Wednesday, March 10, 2010

Less Is More...

I have a tendency sometimes to over-describe things in my fiction. To try too hard to paint a picture of a scene with my words. Of course, my honest intent is to provide a richness of detail for the readers, to "put them there," inside the scene with the characters. Sometimes that sort of description is okay. But as I tell my students, too much description can bore the reader, and worse, can slow down the pacing of the story. Not good. Put yourself inside the readers' heads for a moment - are there passages they'd be tempted to skim over quickly, to get back to the "good stuff," (ie, the plot)? If so, TRIM it down.

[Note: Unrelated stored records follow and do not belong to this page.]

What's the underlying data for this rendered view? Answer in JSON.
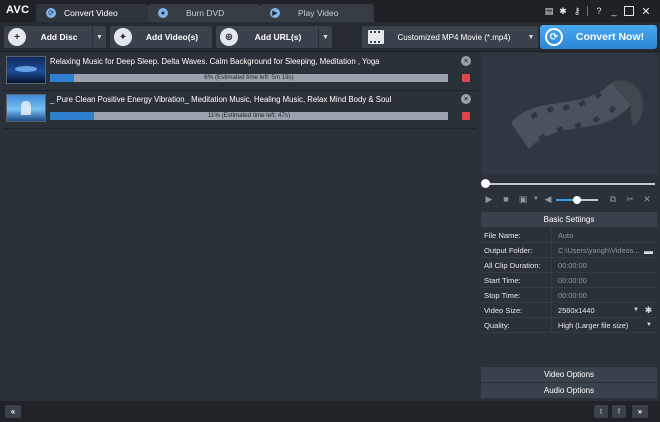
{
  "app": {
    "logo": "AVC"
  },
  "tabs": [
    {
      "label": "Convert Video",
      "icon": "refresh-icon",
      "active": true
    },
    {
      "label": "Burn DVD",
      "icon": "disc-icon",
      "active": false
    },
    {
      "label": "Play Video",
      "icon": "play-icon",
      "active": false
    }
  ],
  "toolbar": {
    "add_disc": "Add Disc",
    "add_videos": "Add Video(s)",
    "add_urls": "Add URL(s)",
    "format": "Customized MP4 Movie (*.mp4)",
    "convert": "Convert Now!"
  },
  "files": [
    {
      "name": "Relaxing Music for Deep Sleep. Delta Waves. Calm Background for Sleeping, Meditation , Yoga",
      "progress": 6,
      "progress_text": "6% (Estimated time left: 5m 19s)"
    },
    {
      "name": "_ Pure Clean Positive Energy Vibration_ Meditation Music, Healing Music, Relax Mind Body & Soul",
      "progress": 11,
      "progress_text": "11% (Estimated time left: 47s)"
    }
  ],
  "player": {
    "seek": 0,
    "volume": 0.5
  },
  "settings": {
    "title": "Basic Settings",
    "rows": [
      {
        "key": "File Name:",
        "value": "Auto"
      },
      {
        "key": "Output Folder:",
        "value": "C:\\Users\\yangh\\Videos..."
      },
      {
        "key": "All Clip Duration:",
        "value": "00:00:00"
      },
      {
        "key": "Start Time:",
        "value": "00:00:00"
      },
      {
        "key": "Stop Time:",
        "value": "00:00:00"
      },
      {
        "key": "Video Size:",
        "value": "2560x1440"
      },
      {
        "key": "Quality:",
        "value": "High (Larger file size)"
      }
    ],
    "video_options": "Video Options",
    "audio_options": "Audio Options"
  },
  "statusbar": {
    "collapse": "«",
    "expand": "»",
    "twitter": "t",
    "facebook": "f"
  }
}
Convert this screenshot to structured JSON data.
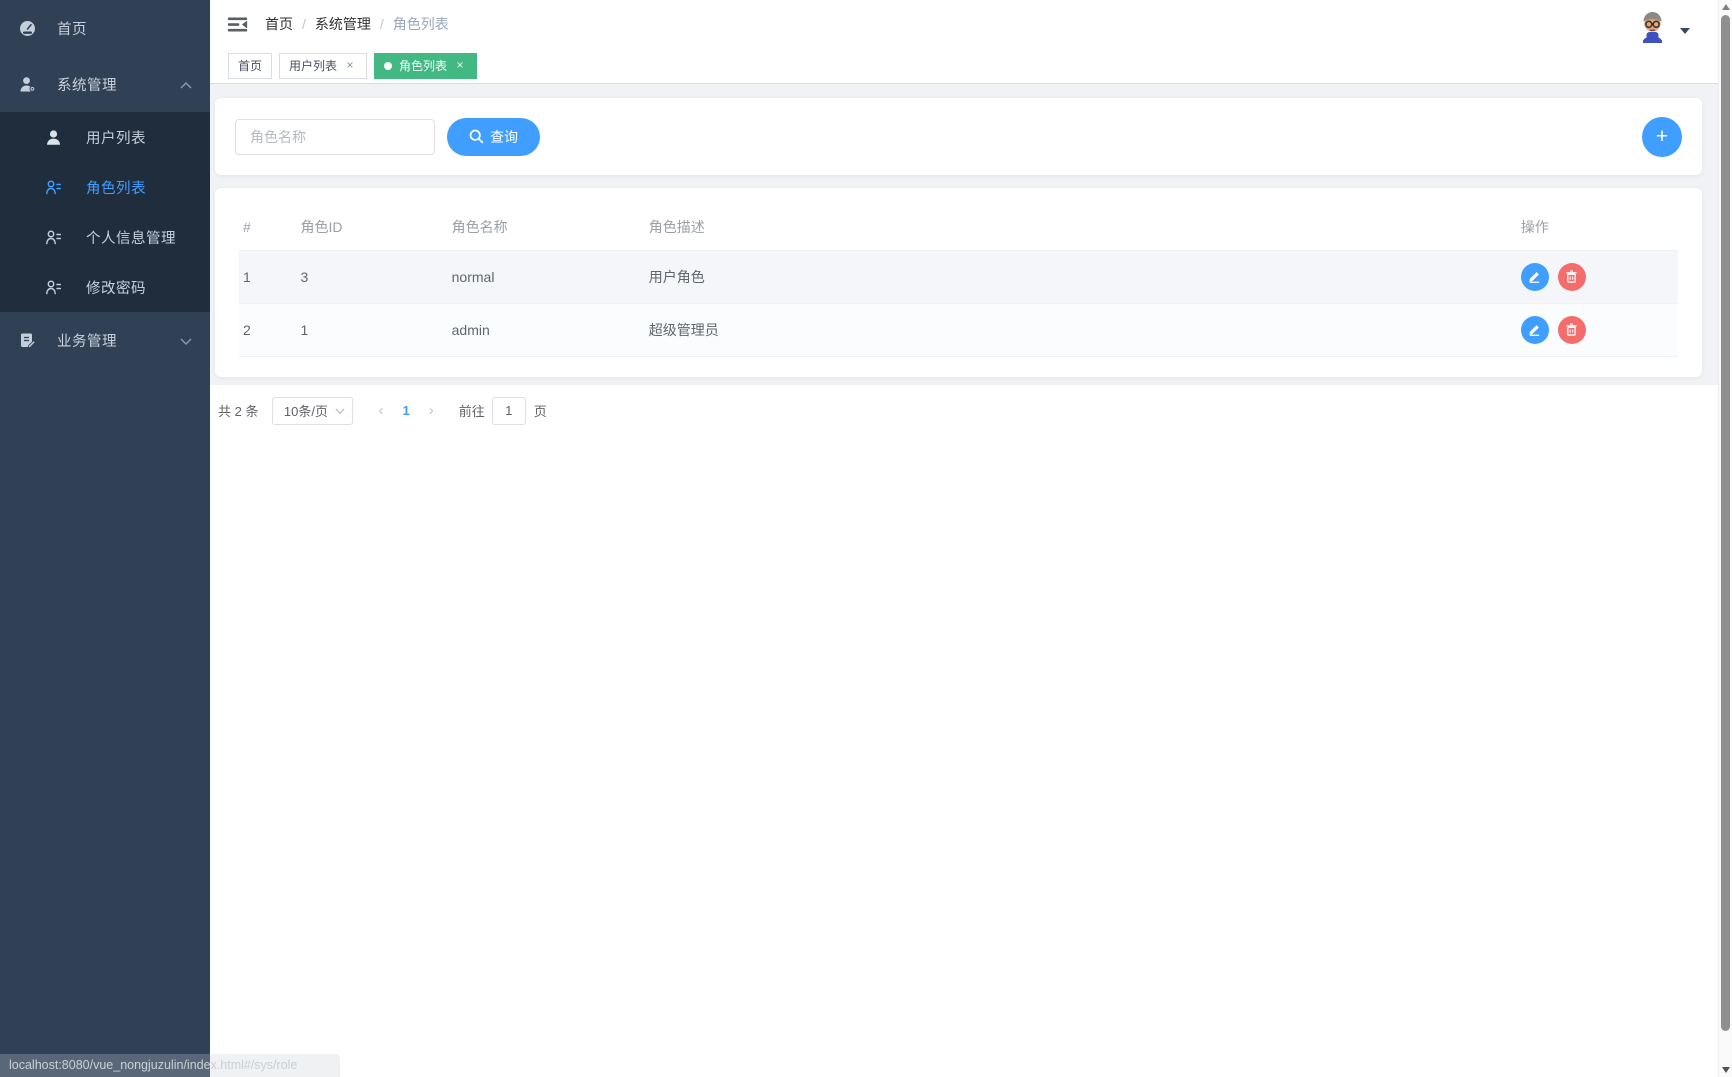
{
  "colors": {
    "accent": "#409eff",
    "success": "#42b983",
    "danger": "#f56c6c",
    "sidebar_bg": "#304156",
    "submenu_bg": "#1f2d3d",
    "workspace_bg": "#f0f2f5"
  },
  "sidebar": {
    "home": "首页",
    "system_mgmt": "系统管理",
    "user_list": "用户列表",
    "role_list": "角色列表",
    "profile_mgmt": "个人信息管理",
    "change_password": "修改密码",
    "business_mgmt": "业务管理"
  },
  "breadcrumb": {
    "sep": "/",
    "items": [
      "首页",
      "系统管理",
      "角色列表"
    ]
  },
  "tabs": {
    "home": {
      "label": "首页"
    },
    "user_list": {
      "label": "用户列表",
      "close": "×"
    },
    "role_list": {
      "label": "角色列表",
      "close": "×"
    }
  },
  "toolbar": {
    "search_placeholder": "角色名称",
    "query_label": "查询",
    "add_label": "+"
  },
  "table": {
    "columns": {
      "index": "#",
      "role_id": "角色ID",
      "role_name": "角色名称",
      "role_desc": "角色描述",
      "actions": "操作"
    },
    "rows": [
      {
        "index": "1",
        "role_id": "3",
        "role_name": "normal",
        "role_desc": "用户角色"
      },
      {
        "index": "2",
        "role_id": "1",
        "role_name": "admin",
        "role_desc": "超级管理员"
      }
    ]
  },
  "pagination": {
    "total": "共 2 条",
    "page_size": "10条/页",
    "prev": "‹",
    "page": "1",
    "next": "›",
    "goto_label": "前往",
    "goto_value": "1",
    "unit": "页"
  },
  "statusbar": {
    "url": "localhost:8080/vue_nongjuzulin/index.html#/sys/role"
  }
}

Sure, there are times and places for rich, elaborate descriptions -- but the descriptions should be vital to the story, to the plot.

Two great quotes to ponder on this issue:

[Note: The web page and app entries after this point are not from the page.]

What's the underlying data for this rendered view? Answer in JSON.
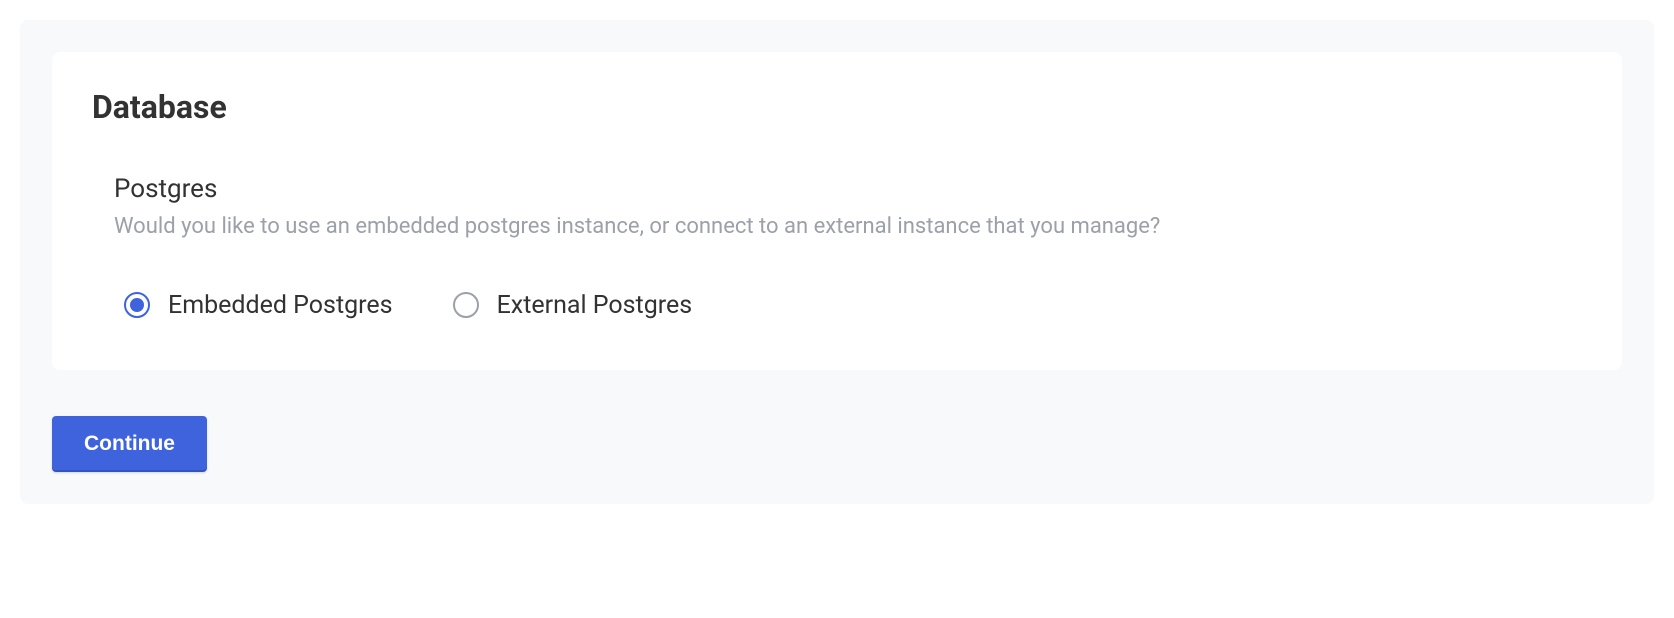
{
  "card": {
    "title": "Database"
  },
  "section": {
    "title": "Postgres",
    "description": "Would you like to use an embedded postgres instance, or connect to an external instance that you manage?"
  },
  "options": {
    "embedded": {
      "label": "Embedded Postgres",
      "selected": true
    },
    "external": {
      "label": "External Postgres",
      "selected": false
    }
  },
  "actions": {
    "continue_label": "Continue"
  }
}
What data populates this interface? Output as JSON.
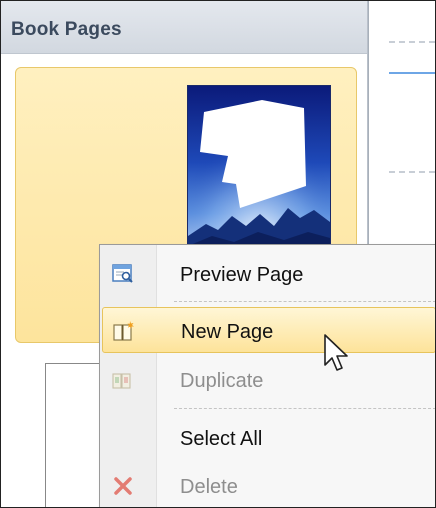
{
  "panel": {
    "title": "Book Pages"
  },
  "context_menu": {
    "items": [
      {
        "label": "Preview Page",
        "icon": "preview-page-icon",
        "enabled": true,
        "highlighted": false
      },
      {
        "label": "New Page",
        "icon": "new-page-icon",
        "enabled": true,
        "highlighted": true
      },
      {
        "label": "Duplicate",
        "icon": "duplicate-icon",
        "enabled": false,
        "highlighted": false
      },
      {
        "label": "Select All",
        "icon": "",
        "enabled": true,
        "highlighted": false
      },
      {
        "label": "Delete",
        "icon": "delete-icon",
        "enabled": false,
        "highlighted": false
      }
    ]
  },
  "colors": {
    "selection_fill": "#fde49c",
    "selection_border": "#e8c86a",
    "panel_header": "#d6dbe3",
    "accent_line": "#6ea6e6",
    "delete_red": "#e0564a"
  }
}
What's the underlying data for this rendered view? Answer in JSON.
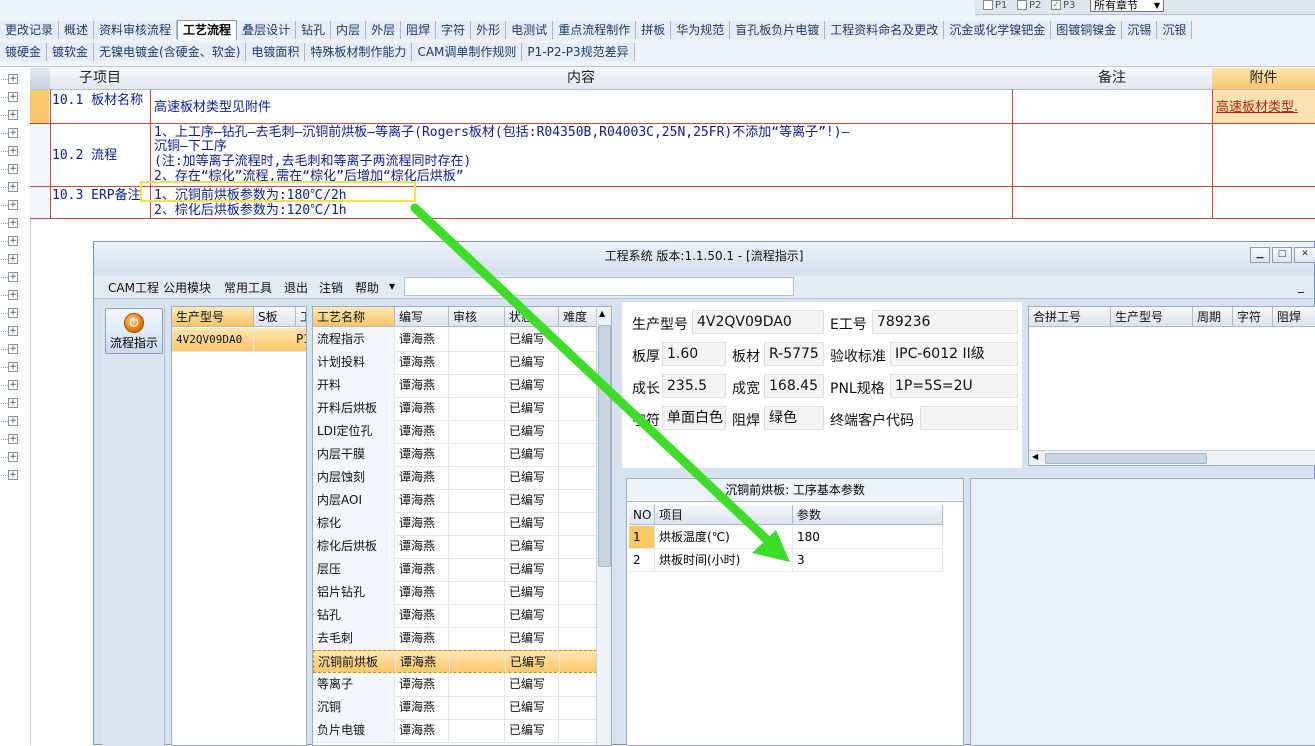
{
  "top_right": {
    "checks": [
      {
        "label": "P1",
        "checked": false
      },
      {
        "label": "P2",
        "checked": false
      },
      {
        "label": "P3",
        "checked": true
      }
    ],
    "chapter_select": "所有章节"
  },
  "tabs_row1": [
    "更改记录",
    "概述",
    "资料审核流程",
    "工艺流程",
    "叠层设计",
    "钻孔",
    "内层",
    "外层",
    "阻焊",
    "字符",
    "外形",
    "电测试",
    "重点流程制作",
    "拼板",
    "华为规范",
    "盲孔板负片电镀",
    "工程资料命名及更改",
    "沉金或化学镍钯金",
    "图镀铜镍金",
    "沉锡",
    "沉银"
  ],
  "tabs_row1_active": "工艺流程",
  "tabs_row2": [
    "镀硬金",
    "镀软金",
    "无镍电镀金(含硬金、软金)",
    "电镀面积",
    "特殊板材制作能力",
    "CAM调单制作规则",
    "P1-P2-P3规范差异"
  ],
  "grid": {
    "headers": [
      "子项目",
      "内容",
      "备注",
      "附件"
    ],
    "rows": [
      {
        "sub": "10.1 板材名称",
        "content": [
          "高速板材类型见附件"
        ],
        "note": "",
        "attachment": "高速板材类型."
      },
      {
        "sub": "10.2 流程",
        "content": [
          "1、上工序—钻孔—去毛刺—沉铜前烘板—等离子(Rogers板材(包括:R04350B,R04003C,25N,25FR)不添加“等离子”!)—",
          "沉铜—下工序",
          "(注:加等离子流程时,去毛刺和等离子两流程同时存在)",
          "2、存在“棕化”流程,需在“棕化”后增加“棕化后烘板”"
        ],
        "note": "",
        "attachment": ""
      },
      {
        "sub": "10.3 ERP备注",
        "content": [
          "1、沉铜前烘板参数为:180℃/2h",
          "2、棕化后烘板参数为:120℃/1h"
        ],
        "note": "",
        "attachment": ""
      }
    ]
  },
  "window": {
    "title": "工程系统  版本:1.1.50.1 - [流程指示]",
    "menu": [
      "CAM工程",
      "公用模块",
      "常用工具",
      "退出",
      "注销",
      "帮助"
    ],
    "sidebar_button": "流程指示",
    "model_grid": {
      "headers": [
        "生产型号",
        "S板",
        "工"
      ],
      "rows": [
        [
          "4V2QV09DA0",
          "",
          "P1"
        ]
      ]
    },
    "process_grid": {
      "headers": [
        "工艺名称",
        "编写",
        "审核",
        "状态",
        "难度"
      ],
      "rows": [
        [
          "流程指示",
          "谭海燕",
          "",
          "已编写",
          ""
        ],
        [
          "计划投料",
          "谭海燕",
          "",
          "已编写",
          ""
        ],
        [
          "开料",
          "谭海燕",
          "",
          "已编写",
          ""
        ],
        [
          "开料后烘板",
          "谭海燕",
          "",
          "已编写",
          ""
        ],
        [
          "LDI定位孔",
          "谭海燕",
          "",
          "已编写",
          ""
        ],
        [
          "内层干膜",
          "谭海燕",
          "",
          "已编写",
          ""
        ],
        [
          "内层蚀刻",
          "谭海燕",
          "",
          "已编写",
          ""
        ],
        [
          "内层AOI",
          "谭海燕",
          "",
          "已编写",
          ""
        ],
        [
          "棕化",
          "谭海燕",
          "",
          "已编写",
          ""
        ],
        [
          "棕化后烘板",
          "谭海燕",
          "",
          "已编写",
          ""
        ],
        [
          "层压",
          "谭海燕",
          "",
          "已编写",
          ""
        ],
        [
          "铝片钻孔",
          "谭海燕",
          "",
          "已编写",
          ""
        ],
        [
          "钻孔",
          "谭海燕",
          "",
          "已编写",
          ""
        ],
        [
          "去毛刺",
          "谭海燕",
          "",
          "已编写",
          ""
        ],
        [
          "沉铜前烘板",
          "谭海燕",
          "",
          "已编写",
          ""
        ],
        [
          "等离子",
          "谭海燕",
          "",
          "已编写",
          ""
        ],
        [
          "沉铜",
          "谭海燕",
          "",
          "已编写",
          ""
        ],
        [
          "负片电镀",
          "谭海燕",
          "",
          "已编写",
          ""
        ]
      ],
      "selected_index": 14
    },
    "info": {
      "model_label": "生产型号",
      "model": "4V2QV09DA0",
      "e_label": "E工号",
      "e_no": "789236",
      "thickness_label": "板厚",
      "thickness": "1.60",
      "material_label": "板材",
      "material": "R-5775",
      "standard_label": "验收标准",
      "standard": "IPC-6012 II级",
      "length_label": "成长",
      "length": "235.5",
      "width_label": "成宽",
      "width": "168.45",
      "pnl_label": "PNL规格",
      "pnl": "1P=5S=2U",
      "char_label": "字符",
      "char": "单面白色",
      "mask_label": "阻焊",
      "mask": "绿色",
      "customer_label": "终端客户代码",
      "customer": ""
    },
    "combo_grid": {
      "headers": [
        "合拼工号",
        "生产型号",
        "周期",
        "字符",
        "阻焊"
      ]
    },
    "param_panel": {
      "title": "沉铜前烘板: 工序基本参数",
      "headers": [
        "NO",
        "项目",
        "参数"
      ],
      "rows": [
        [
          "1",
          "烘板温度(℃)",
          "180"
        ],
        [
          "2",
          "烘板时间(小时)",
          "3"
        ]
      ]
    }
  },
  "colors": {
    "highlight_box": "#f2e04c",
    "arrow": "#3fdc2a",
    "grid_line": "#d0463a",
    "content_text": "#0b1f8f",
    "attachment_bg": "#fde3b3",
    "selected_row": "#fbc868"
  }
}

Don't overwrite. Avoid the redundant phrases, the distracting adjectives, the unnecessary adverbs. Beginners, especially, seem to think that writing fiction needs a special kind of flowery prose, completely unlike any sort of language one might encounter in day-to-day life. This is a misapprehension about how the effects of fiction are produced....a deliberately limited vocabulary can produce an astonishing emotional punch. ~Sarah Waters

Description must work for its place. It can't be simply ornamental. It ­usually works best if it has a human element; it is more effective if it comes from an implied viewpoint, rather than from the eye of God. If description is coloured by the viewpoint of the character who is doing the noticing, it becomes, in effect, part of character definition and part of the action. ~Hilary Mantel

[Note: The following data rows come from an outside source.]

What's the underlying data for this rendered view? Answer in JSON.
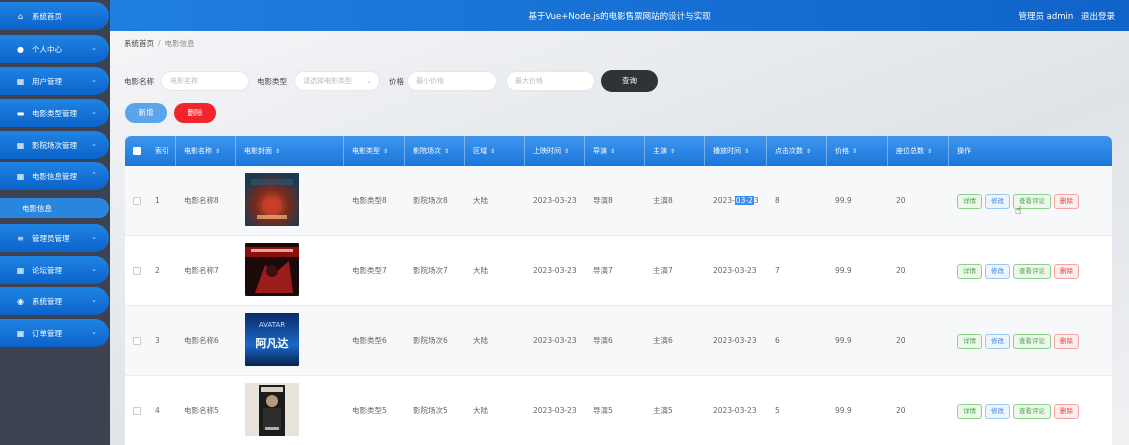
{
  "sidebar": {
    "items": [
      {
        "label": "系统首页",
        "icon": "home-icon"
      },
      {
        "label": "个人中心",
        "icon": "person-icon"
      },
      {
        "label": "用户管理",
        "icon": "grid-icon"
      },
      {
        "label": "电影类型管理",
        "icon": "film-icon"
      },
      {
        "label": "影院场次管理",
        "icon": "grid-icon"
      },
      {
        "label": "电影信息管理",
        "icon": "grid-icon",
        "expanded": true
      },
      {
        "label": "管理员管理",
        "icon": "list-icon"
      },
      {
        "label": "论坛管理",
        "icon": "grid-icon"
      },
      {
        "label": "系统管理",
        "icon": "location-icon"
      },
      {
        "label": "订单管理",
        "icon": "grid-icon"
      }
    ],
    "active_sub": "电影信息"
  },
  "header": {
    "title": "基于Vue+Node.js的电影售票网站的设计与实现",
    "role": "管理员 admin",
    "logout": "退出登录"
  },
  "breadcrumb": {
    "home": "系统首页",
    "current": "电影信息"
  },
  "search": {
    "name_label": "电影名称",
    "name_placeholder": "电影名称",
    "type_label": "电影类型",
    "type_placeholder": "请选择电影类型",
    "price_label": "价格",
    "min_price_placeholder": "最小价格",
    "max_price_placeholder": "最大价格",
    "query_label": "查询"
  },
  "actions": {
    "add": "新增",
    "delete": "删除"
  },
  "table": {
    "columns": [
      "索引",
      "电影名称",
      "电影封面",
      "电影类型",
      "影院场次",
      "区域",
      "上映时间",
      "导演",
      "主演",
      "播放时间",
      "点击次数",
      "价格",
      "座位总数",
      "操作"
    ],
    "rows": [
      {
        "index": "1",
        "name": "电影名称8",
        "poster": "poster-8",
        "type": "电影类型8",
        "session": "影院场次8",
        "region": "大陆",
        "release": "2023-03-23",
        "director": "导演8",
        "actor": "主演8",
        "play_prefix": "2023-",
        "play_highlight": "03-2",
        "play_suffix": "3",
        "clicks": "8",
        "price": "99.9",
        "seats": "20"
      },
      {
        "index": "2",
        "name": "电影名称7",
        "poster": "poster-7",
        "type": "电影类型7",
        "session": "影院场次7",
        "region": "大陆",
        "release": "2023-03-23",
        "director": "导演7",
        "actor": "主演7",
        "play": "2023-03-23",
        "clicks": "7",
        "price": "99.9",
        "seats": "20"
      },
      {
        "index": "3",
        "name": "电影名称6",
        "poster": "poster-avatar",
        "type": "电影类型6",
        "session": "影院场次6",
        "region": "大陆",
        "release": "2023-03-23",
        "director": "导演6",
        "actor": "主演6",
        "play": "2023-03-23",
        "clicks": "6",
        "price": "99.9",
        "seats": "20"
      },
      {
        "index": "4",
        "name": "电影名称5",
        "poster": "poster-5",
        "type": "电影类型5",
        "session": "影院场次5",
        "region": "大陆",
        "release": "2023-03-23",
        "director": "导演5",
        "actor": "主演5",
        "play": "2023-03-23",
        "clicks": "5",
        "price": "99.9",
        "seats": "20"
      }
    ],
    "row_actions": {
      "detail": "详情",
      "edit": "修改",
      "review": "查看评论",
      "remove": "删除"
    },
    "poster_texts": {
      "avatar_en": "AVATAR",
      "avatar_cn": "阿凡达"
    }
  },
  "colors": {
    "primary": "#1a76d9",
    "danger": "#f0242a",
    "sidebar_bg": "#3d4250"
  }
}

Brilliant advice! I hadn't ever looked at description in quite that exact way before -- the idea of seeing description through a character's eyes, or making it valid/important to the character so directly, rather than simply "setting a scene" in a sort of vague, omniscient way.

I love it when I find a quote or idea that changes the way I've looked at something for years. And I hope I can apply the lesson to my own fiction: that less really is more...


  1. > it is more effective if it comes from an implied viewpoint,

    Great advice! That one hits home.

  2. Love that second one... well stated, and clarifying something I have known as a reader, but never could have articulated to someone else.

  3. It's challenge for sure. But I think 'implied' is better.